Homeschooling and Online Learning, What’s the Difference?
The expansion of digital learning has made it possible for parents to forgo the traditional route of education and explore other, and even better alternatives for their children, such as Homeschooling and Online Learning. But what is the difference between the two and what similarities do they hold that you should consider before enrolling your child?
What is Homeschooling?
In today’s reality, homeschooling places the responsibility of children’s self-education on the parents or guardians. There are many reasons why homeschooling is a good fit for a child, five of which can be found in this blog post. Parents or guardians can build, follow, or buy a curriculum following state standards. Depending on the background of the parent or guardian, allocation of time, and location, the quality of the education for the student can greatly vary.
Homeschooling holds many benefits such as providing flexibility for students and more control and responsibility for parents and guardians. But while homeschooling may lack the element of socialization, there are many alternatives in which this can be provided for each child. You can learn more about homeschooling and where to start by reading this blog post.
What is Online Learning?
Online learning and schooling is simply a school that is conducted online.
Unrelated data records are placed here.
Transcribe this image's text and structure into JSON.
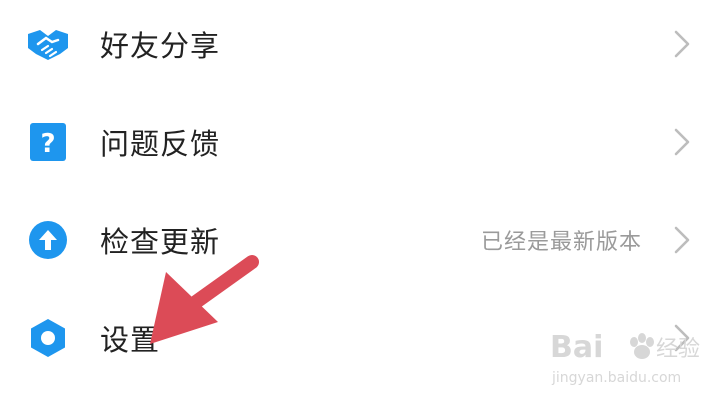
{
  "menu": {
    "items": [
      {
        "label": "好友分享",
        "icon": "handshake-icon",
        "status": ""
      },
      {
        "label": "问题反馈",
        "icon": "question-icon",
        "status": ""
      },
      {
        "label": "检查更新",
        "icon": "upload-arrow-icon",
        "status": "已经是最新版本"
      },
      {
        "label": "设置",
        "icon": "hexagon-settings-icon",
        "status": ""
      }
    ]
  },
  "watermark": {
    "brand": "Bai",
    "brand_cn": "经验",
    "url": "jingyan.baidu.com"
  },
  "colors": {
    "icon_blue": "#1e96ee",
    "annotation_red": "#dc4b57",
    "chevron": "#bdbdbd"
  }
}
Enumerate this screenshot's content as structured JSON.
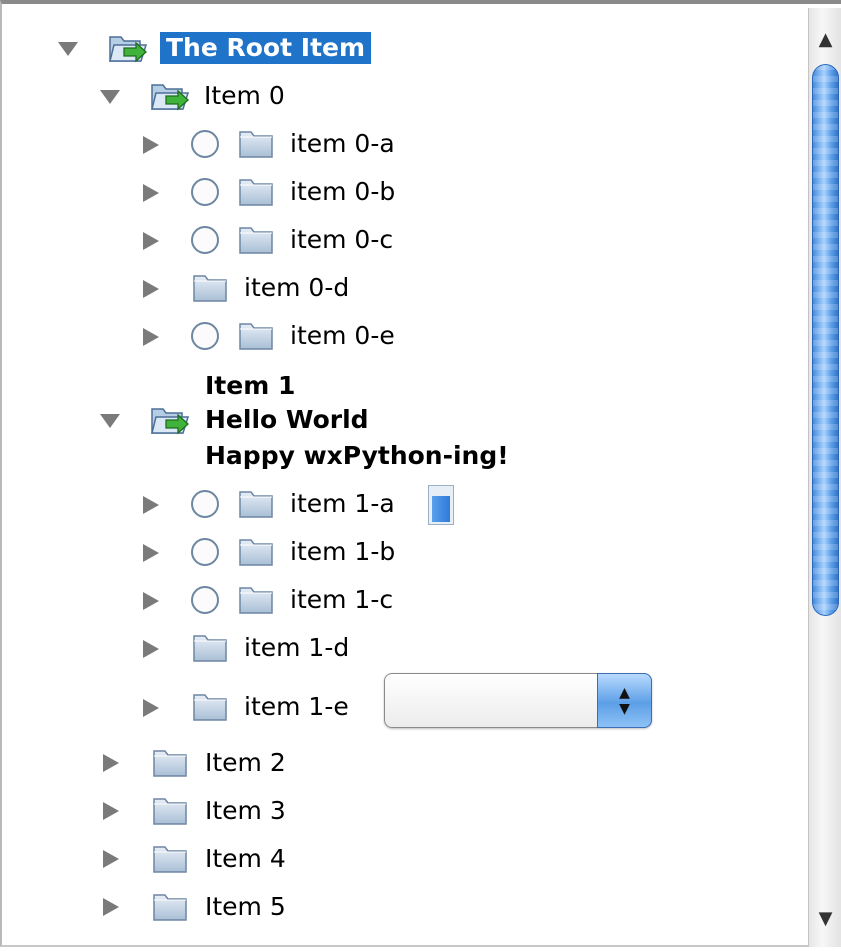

There are a myriad of online schools that provide and administer curricula to students nationally and globally. There is some flexibility granted to students on where and when their lessons will occur. Students are also surrounded by a supportive network where admission, parents, and teachers are all involved.
Parents or guardians become “learning coaches” for their children to provide support and guidance. Certified teachers provide instruction through a curriculum that has been created and follow state standards. These teachers will also administer any needed standardized tests. For students who excel in their courses, online schools often provide advanced courses, concurrent college enrollment, or certified programs to help advance students forward.
- Parents (or another designated adult) are considered teachers who purchase or build a curriculum to deliver to their children.
- Parents (or another designated adult) are responsible for following state requirements.
- Parents (or another designated adult) are responsible for creating socialization opportunities.
- Parents (or another designated adult) may incorporate faith-based learning opportunities.
- Parents (or another designated adult) are responsible for understanding the state requirements for assessment.
- Parents (or another designated adult) are considered “learning coaches” who utilize a curriculum created by an established virtual school or organization like Novel.
- Students are taught by certified teachers and follow a curriculum that meets state requirements.
- Online schools often weave opportunities for socialization within their curriculum
- Public online schools do not allow for faith-based learning to drive the curriculum.
- Online schools administer state standardized tests.
Although there are many differences between online schooling and homeschooling, there are as well a few commonalities. Both types of learning provide a level of flexibility that formal education cannot provide. Both also enable students to communicate directly with their teachers and have a more individualized approach to their education. They also both allow students to learn at a pace that is best suited to fit their needs and focus on subjects they find engaging.
Homeschoolers also often use online learning tools like virtual museum visits at Nat Geographic, math programs from Khan Academy, or even join online live classes like those in Outschool. Students can often find these programs to be more engaging and can show more enthusiasm for taking control of their own educational journey.
The New Hybrid Approach: When Homeschooling Meets Online Learning
Novel Education Group markets itself as an all-inclusive homeschooling agency. After understanding the parameters of what homeschooling entails, you might be wondering how are we a homeschooling service? We are a hybrid model, where homeschooling meets online learning. We enroll our students in a fully-accredited online private school called Laurel Springs. Anyone around the world can enroll as a Laurel Springs student on their own. This means the student would be participating in an online school. However, if you sign up for homeschool with us, we will enroll you in Laurel Springs and provide you with a professional teacher who will oversee all aspects of students’ learning.
While all curriculum is provided, our teachers serve a similar role to that a parent would take when homeschooling their own children. The key to our role here is the word personalization. Our teachers can swap out projects, books, and assignments or teach a curriculum using an alternative approach making the student’s education entirely personal.
Students can learn anywhere in the world, at any time, without a set schedule. Our teachers work one-on-one for virtual or in-person sessions however many times the student would like per week. We’ve had teachers take students on field trips, do group courses, and even travel with their families. Want more social opportunities? Want to incorporate religion? We can make it happen.
Novel Education and our partner, Laurel Springs provide platforms for students to engage in meaningful academic programs. Our hybrid model is an alternative approach that allows students to take control of their learning and experience their education on their own terms.
Contact us for a free consultation with our Founder and CEO Tiffany Sorya to learn more about how you can join the movement and get started with Hybrid Homeschooling today!